ASSIGNED TASK
Going through the records that follow, please count the lines with "label" in them and give only the count.

EXTRACTED ENTRIES below:

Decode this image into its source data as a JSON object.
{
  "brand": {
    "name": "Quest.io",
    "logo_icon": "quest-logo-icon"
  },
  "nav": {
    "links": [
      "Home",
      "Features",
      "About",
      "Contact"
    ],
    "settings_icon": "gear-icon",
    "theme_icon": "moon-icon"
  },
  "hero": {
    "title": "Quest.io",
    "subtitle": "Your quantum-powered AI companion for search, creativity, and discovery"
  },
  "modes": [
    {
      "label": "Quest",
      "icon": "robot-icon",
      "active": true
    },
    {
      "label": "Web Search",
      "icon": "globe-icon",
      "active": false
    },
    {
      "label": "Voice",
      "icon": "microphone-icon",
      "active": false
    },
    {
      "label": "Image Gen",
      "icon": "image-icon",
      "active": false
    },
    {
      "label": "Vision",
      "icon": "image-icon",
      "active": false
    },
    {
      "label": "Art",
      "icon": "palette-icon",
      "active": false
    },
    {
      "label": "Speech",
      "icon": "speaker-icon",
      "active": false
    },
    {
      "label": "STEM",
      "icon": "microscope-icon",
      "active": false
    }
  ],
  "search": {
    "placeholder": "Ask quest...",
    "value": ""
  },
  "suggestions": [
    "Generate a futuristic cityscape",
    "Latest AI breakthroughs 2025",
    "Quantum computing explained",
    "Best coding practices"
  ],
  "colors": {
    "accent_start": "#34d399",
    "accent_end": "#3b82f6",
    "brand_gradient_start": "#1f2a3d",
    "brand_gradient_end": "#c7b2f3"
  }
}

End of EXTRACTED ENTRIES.

PROBLEM SOLUTION
8